This is also valid when this preparatory work is accomplished and the investment in Data Science is already done. If business executives have clear ideas of their effective needs and aspirations in terms of better use of data or new features, they are sending unambiguous messages of what they want to the Data Science team; at the same time, they are able to better understand and debate what are the data scientists’ ideas and suggestions and to schedule resources and deadlines.
5. How is Artificial Intelligence Changing the World in General and Recruitment in Particular?
There is a lot going on in Artificial Intelligence and Computer Science in general. We are entering the Fourth Industrial Revolution, where everything is connected and generating tons of data (Internet of Things), machines are autonomous and able to learn. In fact, very recently we got the notice that Summit, the most powerful supercomputer in the world, broke the exaflop (a billion operations per second) barrier in a project to detect climate changes, using deep learning. This is a mark as it was the first time that deep learning Tensorflow was adapted to a giant scale, promising new machines that learn much more in much less time. Evident targets of such technology are, for example, the study of climate changes and the study of new medical drugs.
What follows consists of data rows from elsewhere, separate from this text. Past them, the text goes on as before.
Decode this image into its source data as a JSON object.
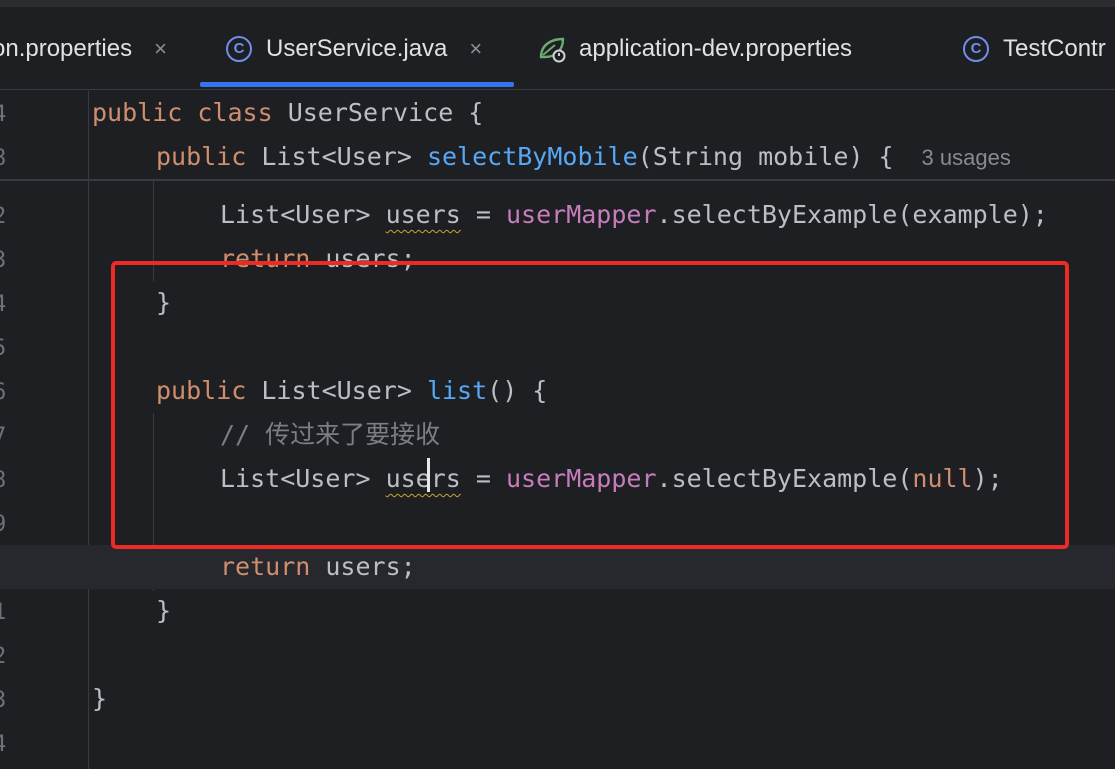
{
  "tabs": [
    {
      "label": "on.properties",
      "icon": "properties-file-icon",
      "closable": true
    },
    {
      "label": "UserService.java",
      "icon": "class-icon",
      "closable": true,
      "active": true
    },
    {
      "label": "application-dev.properties",
      "icon": "spring-leaf-icon",
      "closable": false
    },
    {
      "label": "TestContr",
      "icon": "class-icon",
      "closable": false
    }
  ],
  "tab_icon_letter": "C",
  "close_glyph": "×",
  "gutter": [
    "4",
    "8",
    "2",
    "3",
    "4",
    "5",
    "6",
    "7",
    "8",
    "9",
    "0",
    "1",
    "2",
    "3",
    "4"
  ],
  "code": {
    "sticky1_kw1": "public",
    "sticky1_kw2": "class",
    "sticky1_rest": " UserService {",
    "sticky2_kw": "public",
    "sticky2_type": " List<User> ",
    "sticky2_fn": "selectByMobile",
    "sticky2_rest": "(String mobile) {",
    "sticky2_hint": "3 usages",
    "l_users_type": "List<User> ",
    "l_users_var": "users",
    "l_users_eq": " = ",
    "l_users_field": "userMapper",
    "l_users_call": ".selectByExample(example);",
    "l_return_kw": "return",
    "l_return_rest": " users;",
    "close_brace": "}",
    "list_kw": "public",
    "list_type": " List<User> ",
    "list_fn": "list",
    "list_rest": "() {",
    "comment": "// 传过来了要接收",
    "null_call_a": ".selectByExample(",
    "null_kw": "null",
    "null_call_b": ");"
  },
  "colors": {
    "keyword": "#cf8e6d",
    "function": "#56a8f5",
    "field": "#c77dbb",
    "comment": "#7a7e85",
    "text": "#bcbec4",
    "highlight_box": "#ee2a25",
    "active_tab": "#3574f0"
  }
}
In the area of recruitment, I believe that artificial intelligence will be used essentially in extracting patterns and trends from massive amounts of information in a way that it is not possible for humans to do. For example, by having more and more data on employees' recruitment and performance appraisal processes, their career progression, their psychological profiles, etc., and imagining free access to all this data from millions of employees in different geographical areas, industries and types of employment, the computerised processing of this data will certainly enable better matches between candidates and job descriptions than those obtained by the traditional CV analysis of the candidates.
6. What’s Your Favorite AI Tool?
As I work mainly in tasks from machine learning, visualisation, NLP and data analysis, I really like to program in R and I use RStudio in my programming. With a huge community of users and developers, there is always a package available that can be used to solve a specific problem, besides that R is really, really good in statistics and visualisation.
Most recently, however, we started migrating parts of our tools to Python, mostly because of performance and integration issues and also because we are using much more NLP in our tools, so we will maintain R for analytical tasks and Python/Tensorflow in our machine learning algorithms.
Here are the links to the other articles of our "Meet the team" series:
- The Founders: Mike & Nicolas
- Head of Engineering: Artur
- Psychology Expert: António
- UI/UX Designer: Michael
- Head of Marketing: Brice
Thanks for reading and see you next time!
Your team here at skeeled